The minimum withdrawal amount is 0.0005 BTC (other sources say 0.001 BTC).
Solo mining means you mine for bitcoins without joining a pool. So if you use Antpool you are not solo mining by default.
Generally, you will receive more frequent payouts by joining a pool.
Antpool has refused to enable arguably beneficial upgrades to Bitcoin for reasons based on claims that have been largely disproved. Notably, this has taken place with somewhat of a vindictive attitude.
More specifically, the controversy revolves around Segwit – a feature that requires miner activation to be enabled.
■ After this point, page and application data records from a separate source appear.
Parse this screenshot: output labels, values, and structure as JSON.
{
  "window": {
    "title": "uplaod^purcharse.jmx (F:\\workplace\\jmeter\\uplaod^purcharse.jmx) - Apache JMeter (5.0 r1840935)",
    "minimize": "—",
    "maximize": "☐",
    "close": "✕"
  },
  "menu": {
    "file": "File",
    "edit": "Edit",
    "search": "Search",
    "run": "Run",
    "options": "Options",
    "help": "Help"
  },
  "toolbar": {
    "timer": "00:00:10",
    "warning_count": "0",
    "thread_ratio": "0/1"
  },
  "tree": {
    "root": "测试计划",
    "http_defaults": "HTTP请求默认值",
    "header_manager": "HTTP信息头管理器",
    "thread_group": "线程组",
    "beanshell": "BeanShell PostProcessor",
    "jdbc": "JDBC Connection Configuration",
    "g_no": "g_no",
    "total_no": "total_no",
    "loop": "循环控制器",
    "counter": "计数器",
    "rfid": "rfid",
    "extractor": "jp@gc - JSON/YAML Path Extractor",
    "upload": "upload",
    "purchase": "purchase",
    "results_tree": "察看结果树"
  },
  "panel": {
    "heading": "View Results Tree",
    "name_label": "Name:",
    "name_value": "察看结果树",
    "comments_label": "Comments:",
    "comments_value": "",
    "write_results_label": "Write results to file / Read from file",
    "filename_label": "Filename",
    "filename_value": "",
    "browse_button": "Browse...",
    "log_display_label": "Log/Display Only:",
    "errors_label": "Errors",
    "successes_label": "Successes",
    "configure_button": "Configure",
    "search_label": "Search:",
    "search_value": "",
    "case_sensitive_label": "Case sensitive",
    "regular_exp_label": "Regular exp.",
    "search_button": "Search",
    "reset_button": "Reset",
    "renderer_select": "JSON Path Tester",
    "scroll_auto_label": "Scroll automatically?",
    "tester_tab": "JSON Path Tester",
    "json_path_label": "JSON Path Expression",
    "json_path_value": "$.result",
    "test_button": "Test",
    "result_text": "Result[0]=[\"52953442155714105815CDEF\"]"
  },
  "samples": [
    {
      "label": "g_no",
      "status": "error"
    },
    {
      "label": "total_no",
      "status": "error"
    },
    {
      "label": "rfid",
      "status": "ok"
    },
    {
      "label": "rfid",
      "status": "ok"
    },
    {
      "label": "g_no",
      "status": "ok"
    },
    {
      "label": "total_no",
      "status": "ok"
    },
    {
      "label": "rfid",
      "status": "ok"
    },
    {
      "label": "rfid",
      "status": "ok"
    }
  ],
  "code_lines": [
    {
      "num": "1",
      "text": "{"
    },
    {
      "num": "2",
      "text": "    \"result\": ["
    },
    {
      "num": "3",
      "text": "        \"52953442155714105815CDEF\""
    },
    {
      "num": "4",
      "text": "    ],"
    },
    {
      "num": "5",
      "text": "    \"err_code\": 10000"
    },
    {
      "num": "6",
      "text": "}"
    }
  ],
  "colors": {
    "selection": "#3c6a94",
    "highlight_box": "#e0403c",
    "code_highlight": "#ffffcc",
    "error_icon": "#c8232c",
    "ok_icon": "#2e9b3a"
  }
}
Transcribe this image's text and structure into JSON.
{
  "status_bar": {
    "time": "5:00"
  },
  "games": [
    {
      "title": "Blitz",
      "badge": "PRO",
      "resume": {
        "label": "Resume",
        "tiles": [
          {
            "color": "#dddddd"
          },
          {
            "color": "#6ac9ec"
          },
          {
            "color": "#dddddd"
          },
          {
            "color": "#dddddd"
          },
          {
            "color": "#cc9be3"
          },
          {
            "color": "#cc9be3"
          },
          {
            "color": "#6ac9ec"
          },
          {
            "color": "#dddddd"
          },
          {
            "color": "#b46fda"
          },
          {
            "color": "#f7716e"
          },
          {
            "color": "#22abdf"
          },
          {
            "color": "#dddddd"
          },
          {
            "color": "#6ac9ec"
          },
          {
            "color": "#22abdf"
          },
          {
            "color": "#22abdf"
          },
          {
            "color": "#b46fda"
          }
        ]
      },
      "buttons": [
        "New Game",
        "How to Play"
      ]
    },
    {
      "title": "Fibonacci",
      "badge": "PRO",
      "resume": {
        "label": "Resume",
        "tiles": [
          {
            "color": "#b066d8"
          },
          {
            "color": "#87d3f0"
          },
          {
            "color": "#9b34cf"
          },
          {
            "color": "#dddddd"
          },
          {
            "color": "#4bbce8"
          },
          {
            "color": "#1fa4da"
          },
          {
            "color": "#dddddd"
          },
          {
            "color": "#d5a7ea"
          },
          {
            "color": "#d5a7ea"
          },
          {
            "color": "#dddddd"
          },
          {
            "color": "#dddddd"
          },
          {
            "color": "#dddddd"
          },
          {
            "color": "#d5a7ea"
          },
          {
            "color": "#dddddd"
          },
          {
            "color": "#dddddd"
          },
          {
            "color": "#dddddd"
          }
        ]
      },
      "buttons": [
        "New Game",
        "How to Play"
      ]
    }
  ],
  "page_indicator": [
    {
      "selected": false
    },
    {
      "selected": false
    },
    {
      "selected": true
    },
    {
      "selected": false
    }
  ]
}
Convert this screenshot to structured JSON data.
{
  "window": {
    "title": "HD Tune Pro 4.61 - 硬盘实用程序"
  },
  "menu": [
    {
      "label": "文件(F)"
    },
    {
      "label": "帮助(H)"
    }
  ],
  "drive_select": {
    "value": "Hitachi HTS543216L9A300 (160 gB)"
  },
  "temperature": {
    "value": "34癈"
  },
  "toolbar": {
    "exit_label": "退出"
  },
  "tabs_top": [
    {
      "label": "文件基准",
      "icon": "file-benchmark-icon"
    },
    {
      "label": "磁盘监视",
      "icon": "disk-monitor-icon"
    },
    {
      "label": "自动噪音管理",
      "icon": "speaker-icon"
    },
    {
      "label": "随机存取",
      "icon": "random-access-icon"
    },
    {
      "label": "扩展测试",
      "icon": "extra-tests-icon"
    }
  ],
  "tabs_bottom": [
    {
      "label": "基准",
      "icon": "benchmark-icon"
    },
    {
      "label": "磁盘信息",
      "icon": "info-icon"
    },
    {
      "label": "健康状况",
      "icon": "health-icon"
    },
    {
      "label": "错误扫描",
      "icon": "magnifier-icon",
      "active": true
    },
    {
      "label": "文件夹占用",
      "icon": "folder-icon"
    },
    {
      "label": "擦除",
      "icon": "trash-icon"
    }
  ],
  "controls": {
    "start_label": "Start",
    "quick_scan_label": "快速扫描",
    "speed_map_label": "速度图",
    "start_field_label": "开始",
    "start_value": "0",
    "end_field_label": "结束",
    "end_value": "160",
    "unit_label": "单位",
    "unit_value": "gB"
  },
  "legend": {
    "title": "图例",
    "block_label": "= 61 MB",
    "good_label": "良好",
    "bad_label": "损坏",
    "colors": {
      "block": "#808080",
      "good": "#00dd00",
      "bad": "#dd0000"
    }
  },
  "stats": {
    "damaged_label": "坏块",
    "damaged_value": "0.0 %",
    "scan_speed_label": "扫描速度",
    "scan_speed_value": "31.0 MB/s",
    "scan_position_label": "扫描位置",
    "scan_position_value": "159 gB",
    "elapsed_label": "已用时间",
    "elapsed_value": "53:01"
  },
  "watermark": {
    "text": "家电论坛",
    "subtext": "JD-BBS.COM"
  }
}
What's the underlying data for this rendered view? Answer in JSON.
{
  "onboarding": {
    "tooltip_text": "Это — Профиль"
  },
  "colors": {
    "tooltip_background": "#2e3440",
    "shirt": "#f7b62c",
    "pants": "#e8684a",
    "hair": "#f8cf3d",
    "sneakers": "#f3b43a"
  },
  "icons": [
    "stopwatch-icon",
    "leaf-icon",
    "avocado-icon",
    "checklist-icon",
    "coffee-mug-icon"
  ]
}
Despite the fact that most Bitcoin users want this feature activated, Antpool, among other pools, appears to be blocking this feature.
Antpool began signaling for Bitcoin Unlimited in early March 2017 for reasons that have not been elucidated by Bitmain CEO (and cofounder Jihan Wu).
Antpool claims that it will only signal for Segwit if there is a hardfork, which is a proposition that most users oppose. Furthermore, allegations that the owner refuses to sell hardware to Segwit supporters have also begun to circulate.
By using Antpool, you allow the pool to decide your hardware’s approach to these matters, meaning that the pool that you used dictates the type of Bitcoin protocol that your hardware employs. If you wish to decide which implementation your hardware should signal for, you can use a pool that leaves the choice to its users, like the Slush mining pool.
The main difference between the Bitfury pool and other mining pools is that Bitfury is a private pool.
Bitfury, the company, makes its own mining hardware and runs its own pool. So, unlike Slush or Antpool, Bitfury cannot be joined if you run mining hardware at home.
Unrelated to its pool, Bitfury sells a 16nm ASIC mining chip.
Although Bitfury controls a large portion of the Bitcoin network hash rate, its committed to making Bitcoin decentralized :
BitFury is fundamentally committed to being a responsible player in the Bitcoin community and we want to work with all integrated partners and resellers to make our unique technology widely available ensuring that the network remains decentralized and we move into the exahash era together.
Valery Vavilov, CEO of BitFury
BTCC Mining Pool is run by BTCC, a Bitcoin company based in China. The company also runs a Bitcoin exchange, wallet, prints physical bitcoins and more!
BTCC runs servers all over the world so your mining hardware can connect easily to the BTCC pool.
So even though BTCC is based in China, don’t be worried that you can’t use or join the pool:
Our mining pool currently has customers from the United States, South America, Europe, China, and Africa.
Bobby Lee, BTCC CEO
One great thing about BTCC pool is that it shares Bitcoin transaction fees with its miners.
In every Bitcoin block, around 1-2 BTC worth of transaction fees are also rewarded to the pool.
Some pools keep these fees for themselves and DO NOT share with their miners! BTCC evenly splits the transaction fees among its miners, just like it splits the 12.5 BTC reward.
Slush Pool is easy to join.
Here is a helpful video that shows you how to get started:
According to Slush’s website, there are the current URLs for the mining pool. You will want to point your software towards the URL location closest to you. This will maximize your mining profits.
USA, east coast:
Slush Pool charges 2% of all payouts.
This may seem like a lot but unlike other pools it shares the transaction fees with its miners. At current levels, these amount to 1-2 BTC more per block.
Satoshi Labs runs Slush Pool. They also make the Bitcoin TREZOR hardware wallet and Coinmap.org.
Many people want to use the pools above for Ethereum too. But, most of the pools listed above are only for Bitcoin mining. Please see our post on Ethereum mining pools for more info on ETH specific pools.
Like Ethereum, none of the pools above support litecoin. For LTC mining you will need separate hardware and a separate pool.
You’ll have to consult an accountant or lawyer in your area. But most likely you will have to pay income tax on income from mining pools just like you would for any other type of income.